“The rational approach to treatment is based on the accuracy of the diagnosis, and I can’t stress that enough. It’s critical that an adequate amount of time be spent to do a comprehensive evaluation.”
—David W. Goodman, MD Assistant Professor of Psychiatry, Johns Hopkins University School of Medicine, and Director, Adult Attention Deficit Disorder Center of Maryland
Adult ADD is too complex to be adequately diagnosed during a quick office visit with a mental healthcare provider, but this is unfortunately how many adult ADD diagnoses are carried out. Your mental healthcare provider may use the latest version of the Diagnostic and Statistical Manual of Mental Disorders (DSM-5) to determine if you meet the criteria for an adult ADD diagnosis, or may use other tools such as the Adult ADHD Self-Report Scale, the Connor’s Adult ADHD Rating Scale or the Copeland Symptom List for adult ADD.
These tools focus on common ADD symptoms like disorganization, forgetfulness, and inattention—an “inside the box” approach to adult ADD diagnosis. They may not take into account the fact that:
- “Attentional capacity” exists on a spectrum–even though subjective diagnostic tools indicate you either have it, or you don’t.
- Several physical conditions, medications and other substances can have negative effects that mimic ADD symptoms.

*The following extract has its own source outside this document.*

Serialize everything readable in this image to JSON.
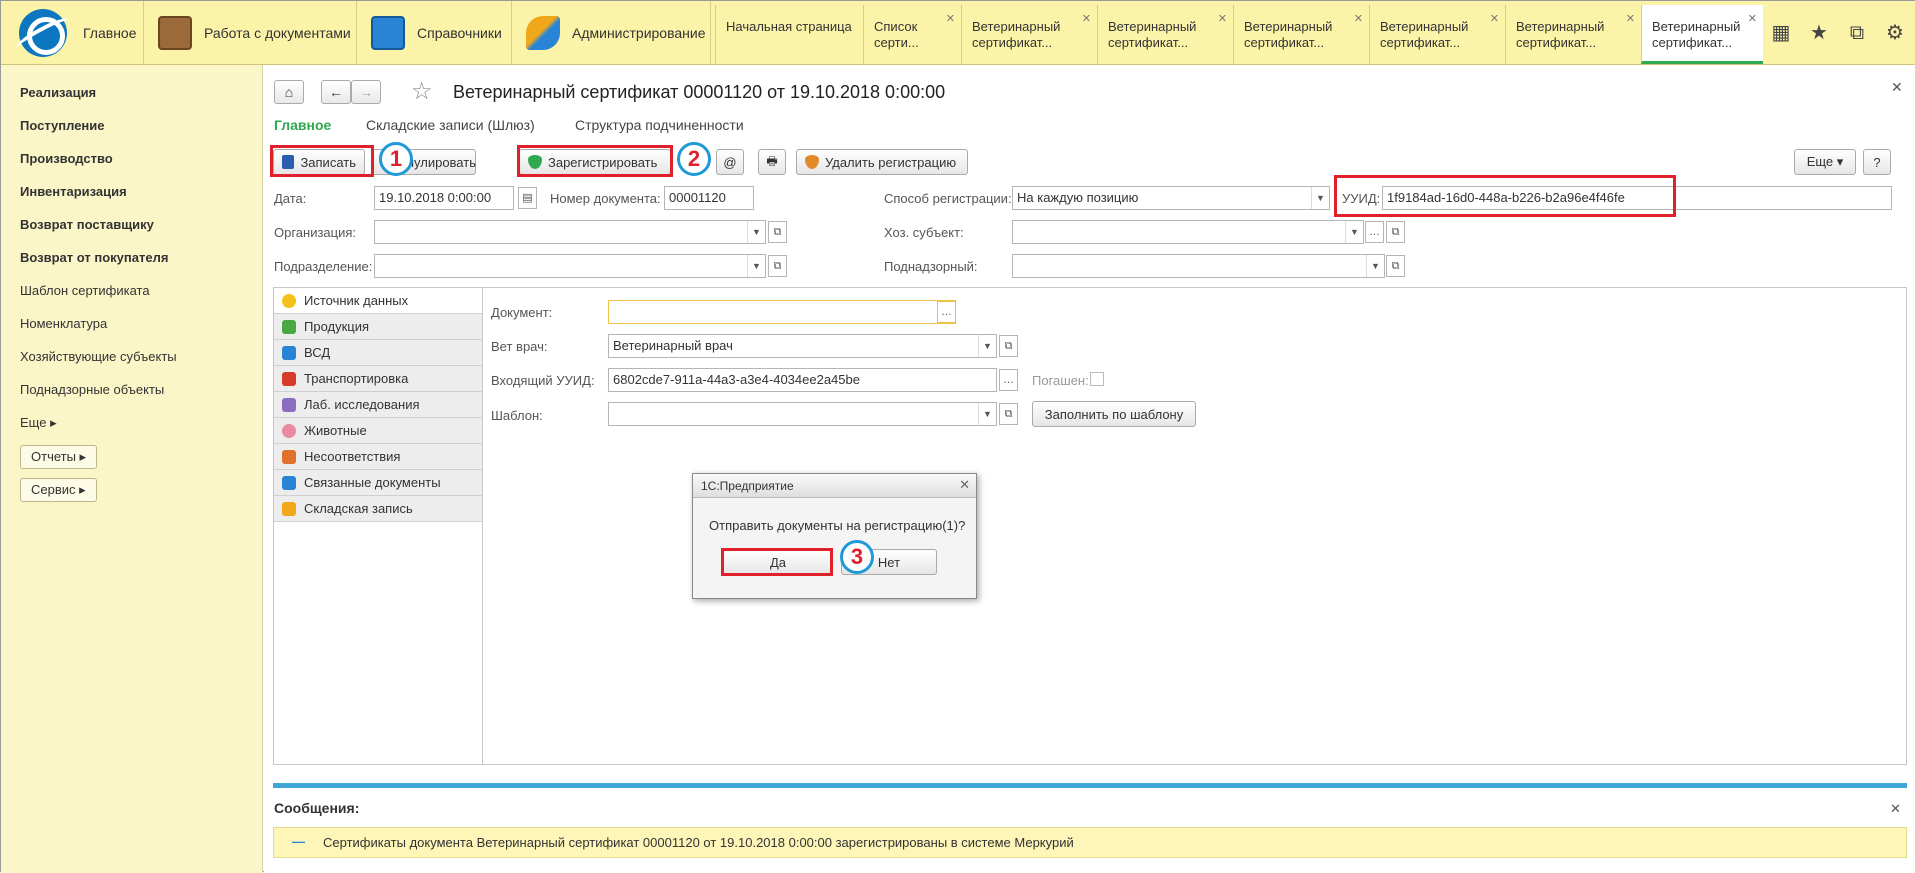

- Adults with ADD often suffer from comorbidities, or co-existing conditions, like mood or personality disorders, which can make an accurate ADD diagnosis very challenging.
- Mental health diagnoses can be influenced by the patient’s race, ethnicity, cultural background and gender.
That’s why Adult ADD Central promotes thinking “outside the box” about mental health diagnosis. This means:
- Recognizing that every adult has his or her own unique biological make-up, identity, culture, personal history, and day-to-day experiences, all of which play a role in emotional and mental health.
- Acknowledging that attentional capacity exists on a spectrum, and each individual’s attentional capacity is different.
- Going beyond standard ADD symptom checklists to consider how factors like stress, work environment, socioeconomic status and prior trauma affect one’s mental and emotional health.
- Taking the time to listen to an individual’s whole story–not just looking at symptoms that might be caused by ADD.
Before speaking to a mental healthcare professional, it may help to go through the Adult ADD Central Clinical Assessment Preparation Guide, which prompts you to think about several factors that might be influencing your mental and emotional health, and perhaps contributing to ADD symptoms. The more information about these factors you provide to your mental healthcare provider, the more likely you are to receive an appropriate diagnosis–and appropriate treatment.
Read more about the factors that can affect mental health and complicate ADD diagnoses below: